Alaska's Hubbard Glacier, which has been astounding geologists by surging rapidly since winter, has cut across the mouth of a 30-mile-long Pacific fiord.
The glacier formed an ice dam that has isolated the fiord from the ocean and trapped saltwater fish, whales and other wildlife in what is now a lake that is slowly turning into a freshwater body.
"This is probably the largest natural alteration in ocean, glaciers, lakes and rivers to occur in North America within our lifetimes," said Larry Mayo, a glaciologist with the U.S. Geological Survey, based in Fairbanks, Alaska.

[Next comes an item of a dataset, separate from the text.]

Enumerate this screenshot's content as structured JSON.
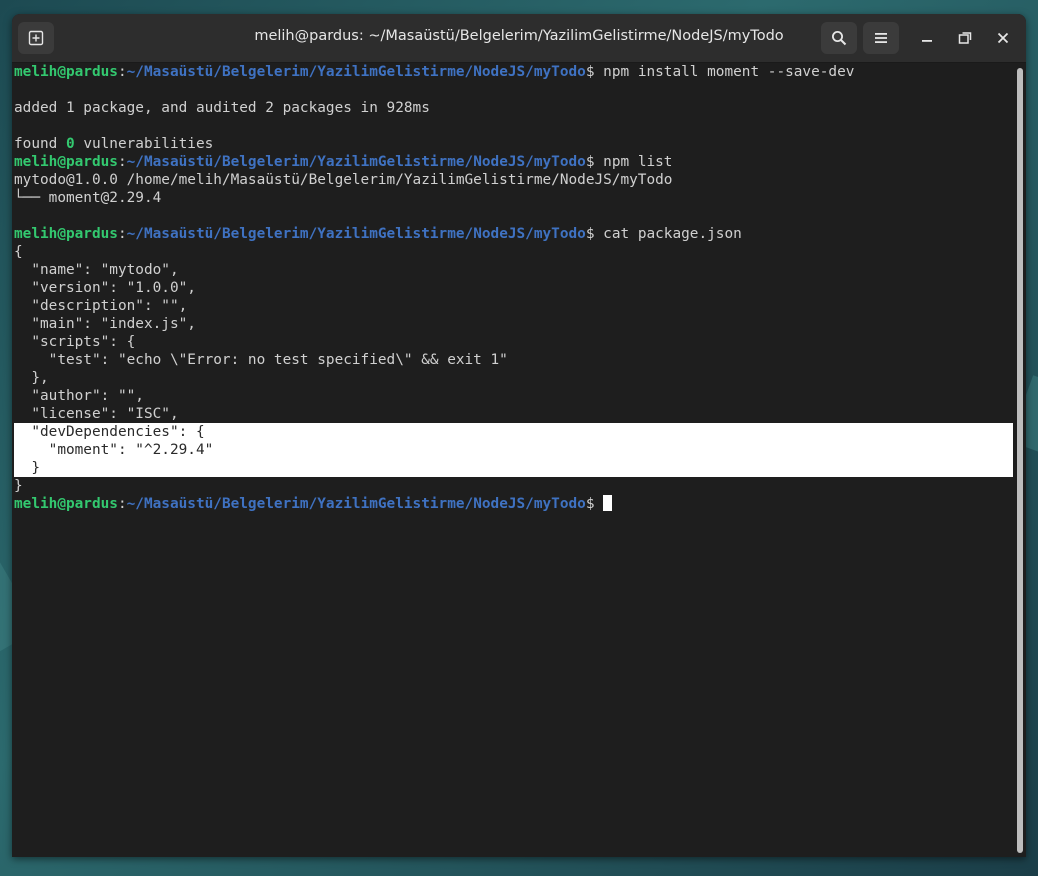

Mayo said the change may be part of a "thousand-year cycle" of glacial advances and retreats driven by unknown processes, and that Russell Lake, which was Russell Fiord until early June, may remain an isolated body for centuries.
Hubbard Glacier, a vast river of ice flowing slowly down mountain valleys to the ocean, is in southeastern Alaska where the panhandle meets the main part of the state. Like most glaciers that reach coastlines, the leading edge "calves," causing icebergs to break off and drift into the sea. Sometimes the calving rate matches the flow rate, keeping the edge roughly stationary. At other times, however, the rates vary and the edge retreats or advances.
Hubbard Glacier has been slowly advancing since around 1900, but last winter it began moving much faster, apparently fed by a tributary, Valerie Glacier, which has advanced in some parts by as much as 130 feet per day.
About 20 other Alaskan glaciers are also surging, although at slower rates, but still others are retreating. Columbia Glacier, about 200 miles down the Alaskan coast, is in rapid retreat.
Meltwater from Hubbard Glacier has raised Russell Lake by some 30 feet. Over the next two years, Mayo estimates, the lake level will rise another 200 feet and spill out over the ice dam or in the opposite direction into a nearby river that drains into the ocean.
It is not clear how the wildlife trapped in the lake will be affected, but many animals are probably doomed by the expected changes in salinity and in decreased oxygen levels. Mayo said the situation offered an unusually rare opportunity to study effects on local climate, wildlife, forests and on human habitation in the nearby town of Yakutat.